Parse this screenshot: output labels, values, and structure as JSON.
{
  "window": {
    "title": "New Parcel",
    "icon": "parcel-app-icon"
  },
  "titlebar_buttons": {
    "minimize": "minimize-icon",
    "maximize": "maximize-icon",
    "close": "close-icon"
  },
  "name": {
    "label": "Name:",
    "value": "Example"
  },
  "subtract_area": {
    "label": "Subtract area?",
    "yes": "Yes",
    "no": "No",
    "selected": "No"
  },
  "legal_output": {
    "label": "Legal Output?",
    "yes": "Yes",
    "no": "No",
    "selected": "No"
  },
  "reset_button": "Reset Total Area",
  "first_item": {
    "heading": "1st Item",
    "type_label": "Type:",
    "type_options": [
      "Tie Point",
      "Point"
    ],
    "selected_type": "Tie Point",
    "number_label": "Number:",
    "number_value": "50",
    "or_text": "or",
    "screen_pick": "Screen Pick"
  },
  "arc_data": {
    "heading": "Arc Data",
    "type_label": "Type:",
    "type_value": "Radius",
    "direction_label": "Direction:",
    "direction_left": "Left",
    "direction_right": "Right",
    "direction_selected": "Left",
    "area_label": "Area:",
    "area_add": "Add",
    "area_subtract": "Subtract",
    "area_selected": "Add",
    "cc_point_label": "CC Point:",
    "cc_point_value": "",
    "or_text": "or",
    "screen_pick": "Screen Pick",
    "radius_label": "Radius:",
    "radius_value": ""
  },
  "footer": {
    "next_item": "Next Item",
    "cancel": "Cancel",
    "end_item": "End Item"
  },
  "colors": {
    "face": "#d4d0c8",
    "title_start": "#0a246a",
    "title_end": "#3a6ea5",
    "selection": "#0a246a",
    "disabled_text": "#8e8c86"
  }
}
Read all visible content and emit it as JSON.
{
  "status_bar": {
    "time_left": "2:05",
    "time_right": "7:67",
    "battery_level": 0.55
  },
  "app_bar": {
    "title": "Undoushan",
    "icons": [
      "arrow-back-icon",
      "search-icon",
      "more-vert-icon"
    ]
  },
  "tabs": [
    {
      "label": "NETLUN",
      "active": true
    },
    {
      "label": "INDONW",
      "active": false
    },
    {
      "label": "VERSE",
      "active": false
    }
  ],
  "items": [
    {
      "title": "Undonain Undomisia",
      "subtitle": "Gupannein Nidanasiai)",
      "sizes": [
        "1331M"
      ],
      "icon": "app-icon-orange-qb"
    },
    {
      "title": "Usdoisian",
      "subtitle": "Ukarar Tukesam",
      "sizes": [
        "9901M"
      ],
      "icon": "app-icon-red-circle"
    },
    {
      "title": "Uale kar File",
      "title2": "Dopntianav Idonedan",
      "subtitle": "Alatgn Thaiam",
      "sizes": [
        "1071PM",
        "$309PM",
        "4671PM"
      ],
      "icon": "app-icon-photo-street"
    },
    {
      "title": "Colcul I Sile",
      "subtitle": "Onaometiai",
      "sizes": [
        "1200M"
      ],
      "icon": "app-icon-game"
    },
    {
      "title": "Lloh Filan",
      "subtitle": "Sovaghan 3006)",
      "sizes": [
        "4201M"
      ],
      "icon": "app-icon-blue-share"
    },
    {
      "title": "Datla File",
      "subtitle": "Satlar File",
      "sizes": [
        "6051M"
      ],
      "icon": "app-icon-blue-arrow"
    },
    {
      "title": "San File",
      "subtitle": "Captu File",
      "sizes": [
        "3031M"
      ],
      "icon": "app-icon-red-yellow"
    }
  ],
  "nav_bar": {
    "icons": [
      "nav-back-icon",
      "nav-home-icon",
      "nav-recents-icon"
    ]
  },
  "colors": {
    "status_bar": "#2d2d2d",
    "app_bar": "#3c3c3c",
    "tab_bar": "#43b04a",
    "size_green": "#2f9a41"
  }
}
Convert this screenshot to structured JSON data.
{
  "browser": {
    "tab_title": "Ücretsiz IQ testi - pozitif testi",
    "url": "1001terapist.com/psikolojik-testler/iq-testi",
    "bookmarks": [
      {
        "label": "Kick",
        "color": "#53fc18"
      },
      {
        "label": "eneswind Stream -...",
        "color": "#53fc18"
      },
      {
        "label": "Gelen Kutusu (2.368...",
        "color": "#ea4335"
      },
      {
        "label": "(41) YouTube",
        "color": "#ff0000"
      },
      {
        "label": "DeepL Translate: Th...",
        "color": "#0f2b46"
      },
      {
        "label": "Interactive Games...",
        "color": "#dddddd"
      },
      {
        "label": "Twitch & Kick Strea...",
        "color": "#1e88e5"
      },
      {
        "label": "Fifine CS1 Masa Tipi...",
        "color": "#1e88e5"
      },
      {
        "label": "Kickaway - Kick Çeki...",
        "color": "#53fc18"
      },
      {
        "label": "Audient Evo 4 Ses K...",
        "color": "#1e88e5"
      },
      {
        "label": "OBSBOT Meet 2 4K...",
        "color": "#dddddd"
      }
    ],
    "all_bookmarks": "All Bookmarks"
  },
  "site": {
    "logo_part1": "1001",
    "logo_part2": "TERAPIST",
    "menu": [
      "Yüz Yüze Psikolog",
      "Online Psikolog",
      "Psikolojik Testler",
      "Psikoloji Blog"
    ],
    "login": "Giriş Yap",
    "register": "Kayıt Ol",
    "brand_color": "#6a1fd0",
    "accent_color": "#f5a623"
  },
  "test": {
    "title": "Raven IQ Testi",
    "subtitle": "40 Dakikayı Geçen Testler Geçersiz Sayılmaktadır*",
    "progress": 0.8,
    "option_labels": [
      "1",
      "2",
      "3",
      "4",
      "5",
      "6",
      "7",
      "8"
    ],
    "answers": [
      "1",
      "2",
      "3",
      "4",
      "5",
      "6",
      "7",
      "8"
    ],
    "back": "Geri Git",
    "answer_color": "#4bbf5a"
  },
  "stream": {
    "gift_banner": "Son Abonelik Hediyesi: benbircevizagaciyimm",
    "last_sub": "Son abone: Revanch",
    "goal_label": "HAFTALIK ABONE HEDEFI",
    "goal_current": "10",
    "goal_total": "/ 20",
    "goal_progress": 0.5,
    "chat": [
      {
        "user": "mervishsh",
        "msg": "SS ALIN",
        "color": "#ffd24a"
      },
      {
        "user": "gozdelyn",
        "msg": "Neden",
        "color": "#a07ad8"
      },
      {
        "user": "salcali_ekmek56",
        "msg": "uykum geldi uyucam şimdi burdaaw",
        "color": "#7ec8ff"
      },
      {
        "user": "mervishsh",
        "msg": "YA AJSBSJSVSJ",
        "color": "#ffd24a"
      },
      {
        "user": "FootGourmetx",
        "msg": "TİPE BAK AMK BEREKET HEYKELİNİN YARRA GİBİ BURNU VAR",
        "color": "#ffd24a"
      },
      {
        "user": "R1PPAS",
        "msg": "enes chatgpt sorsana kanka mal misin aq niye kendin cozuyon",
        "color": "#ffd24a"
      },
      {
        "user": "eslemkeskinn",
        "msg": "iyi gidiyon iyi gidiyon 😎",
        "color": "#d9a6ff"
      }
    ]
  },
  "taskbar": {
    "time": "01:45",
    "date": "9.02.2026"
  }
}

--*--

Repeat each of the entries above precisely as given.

The completed task:
Parse this screenshot: output labels, values, and structure as JSON.
{
  "window": {
    "title": "New Parcel",
    "icon": "parcel-app-icon"
  },
  "titlebar_buttons": {
    "minimize": "minimize-icon",
    "maximize": "maximize-icon",
    "close": "close-icon"
  },
  "name": {
    "label": "Name:",
    "value": "Example"
  },
  "subtract_area": {
    "label": "Subtract area?",
    "yes": "Yes",
    "no": "No",
    "selected": "No"
  },
  "legal_output": {
    "label": "Legal Output?",
    "yes": "Yes",
    "no": "No",
    "selected": "No"
  },
  "reset_button": "Reset Total Area",
  "first_item": {
    "heading": "1st Item",
    "type_label": "Type:",
    "type_options": [
      "Tie Point",
      "Point"
    ],
    "selected_type": "Tie Point",
    "number_label": "Number:",
    "number_value": "50",
    "or_text": "or",
    "screen_pick": "Screen Pick"
  },
  "arc_data": {
    "heading": "Arc Data",
    "type_label": "Type:",
    "type_value": "Radius",
    "direction_label": "Direction:",
    "direction_left": "Left",
    "direction_right": "Right",
    "direction_selected": "Left",
    "area_label": "Area:",
    "area_add": "Add",
    "area_subtract": "Subtract",
    "area_selected": "Add",
    "cc_point_label": "CC Point:",
    "cc_point_value": "",
    "or_text": "or",
    "screen_pick": "Screen Pick",
    "radius_label": "Radius:",
    "radius_value": ""
  },
  "footer": {
    "next_item": "Next Item",
    "cancel": "Cancel",
    "end_item": "End Item"
  },
  "colors": {
    "face": "#d4d0c8",
    "title_start": "#0a246a",
    "title_end": "#3a6ea5",
    "selection": "#0a246a",
    "disabled_text": "#8e8c86"
  }
}
Read all visible content and emit it as JSON.
{
  "status_bar": {
    "time_left": "2:05",
    "time_right": "7:67",
    "battery_level": 0.55
  },
  "app_bar": {
    "title": "Undoushan",
    "icons": [
      "arrow-back-icon",
      "search-icon",
      "more-vert-icon"
    ]
  },
  "tabs": [
    {
      "label": "NETLUN",
      "active": true
    },
    {
      "label": "INDONW",
      "active": false
    },
    {
      "label": "VERSE",
      "active": false
    }
  ],
  "items": [
    {
      "title": "Undonain Undomisia",
      "subtitle": "Gupannein Nidanasiai)",
      "sizes": [
        "1331M"
      ],
      "icon": "app-icon-orange-qb"
    },
    {
      "title": "Usdoisian",
      "subtitle": "Ukarar Tukesam",
      "sizes": [
        "9901M"
      ],
      "icon": "app-icon-red-circle"
    },
    {
      "title": "Uale kar File",
      "title2": "Dopntianav Idonedan",
      "subtitle": "Alatgn Thaiam",
      "sizes": [
        "1071PM",
        "$309PM",
        "4671PM"
      ],
      "icon": "app-icon-photo-street"
    },
    {
      "title": "Colcul I Sile",
      "subtitle": "Onaometiai",
      "sizes": [
        "1200M"
      ],
      "icon": "app-icon-game"
    },
    {
      "title": "Lloh Filan",
      "subtitle": "Sovaghan 3006)",
      "sizes": [
        "4201M"
      ],
      "icon": "app-icon-blue-share"
    },
    {
      "title": "Datla File",
      "subtitle": "Satlar File",
      "sizes": [
        "6051M"
      ],
      "icon": "app-icon-blue-arrow"
    },
    {
      "title": "San File",
      "subtitle": "Captu File",
      "sizes": [
        "3031M"
      ],
      "icon": "app-icon-red-yellow"
    }
  ],
  "nav_bar": {
    "icons": [
      "nav-back-icon",
      "nav-home-icon",
      "nav-recents-icon"
    ]
  },
  "colors": {
    "status_bar": "#2d2d2d",
    "app_bar": "#3c3c3c",
    "tab_bar": "#43b04a",
    "size_green": "#2f9a41"
  }
}
Convert this screenshot to structured JSON data.
{
  "browser": {
    "tab_title": "Ücretsiz IQ testi - pozitif testi",
    "url": "1001terapist.com/psikolojik-testler/iq-testi",
    "bookmarks": [
      {
        "label": "Kick",
        "color": "#53fc18"
      },
      {
        "label": "eneswind Stream -...",
        "color": "#53fc18"
      },
      {
        "label": "Gelen Kutusu (2.368...",
        "color": "#ea4335"
      },
      {
        "label": "(41) YouTube",
        "color": "#ff0000"
      },
      {
        "label": "DeepL Translate: Th...",
        "color": "#0f2b46"
      },
      {
        "label": "Interactive Games...",
        "color": "#dddddd"
      },
      {
        "label": "Twitch & Kick Strea...",
        "color": "#1e88e5"
      },
      {
        "label": "Fifine CS1 Masa Tipi...",
        "color": "#1e88e5"
      },
      {
        "label": "Kickaway - Kick Çeki...",
        "color": "#53fc18"
      },
      {
        "label": "Audient Evo 4 Ses K...",
        "color": "#1e88e5"
      },
      {
        "label": "OBSBOT Meet 2 4K...",
        "color": "#dddddd"
      }
    ],
    "all_bookmarks": "All Bookmarks"
  },
  "site": {
    "logo_part1": "1001",
    "logo_part2": "TERAPIST",
    "menu": [
      "Yüz Yüze Psikolog",
      "Online Psikolog",
      "Psikolojik Testler",
      "Psikoloji Blog"
    ],
    "login": "Giriş Yap",
    "register": "Kayıt Ol",
    "brand_color": "#6a1fd0",
    "accent_color": "#f5a623"
  },
  "test": {
    "title": "Raven IQ Testi",
    "subtitle": "40 Dakikayı Geçen Testler Geçersiz Sayılmaktadır*",
    "progress": 0.8,
    "option_labels": [
      "1",
      "2",
      "3",
      "4",
      "5",
      "6",
      "7",
      "8"
    ],
    "answers": [
      "1",
      "2",
      "3",
      "4",
      "5",
      "6",
      "7",
      "8"
    ],
    "back": "Geri Git",
    "answer_color": "#4bbf5a"
  },
  "stream": {
    "gift_banner": "Son Abonelik Hediyesi: benbircevizagaciyimm",
    "last_sub": "Son abone: Revanch",
    "goal_label": "HAFTALIK ABONE HEDEFI",
    "goal_current": "10",
    "goal_total": "/ 20",
    "goal_progress": 0.5,
    "chat": [
      {
        "user": "mervishsh",
        "msg": "SS ALIN",
        "color": "#ffd24a"
      },
      {
        "user": "gozdelyn",
        "msg": "Neden",
        "color": "#a07ad8"
      },
      {
        "user": "salcali_ekmek56",
        "msg": "uykum geldi uyucam şimdi burdaaw",
        "color": "#7ec8ff"
      },
      {
        "user": "mervishsh",
        "msg": "YA AJSBSJSVSJ",
        "color": "#ffd24a"
      },
      {
        "user": "FootGourmetx",
        "msg": "TİPE BAK AMK BEREKET HEYKELİNİN YARRA GİBİ BURNU VAR",
        "color": "#ffd24a"
      },
      {
        "user": "R1PPAS",
        "msg": "enes chatgpt sorsana kanka mal misin aq niye kendin cozuyon",
        "color": "#ffd24a"
      },
      {
        "user": "eslemkeskinn",
        "msg": "iyi gidiyon iyi gidiyon 😎",
        "color": "#d9a6ff"
      }
    ]
  },
  "taskbar": {
    "time": "01:45",
    "date": "9.02.2026"
  }
}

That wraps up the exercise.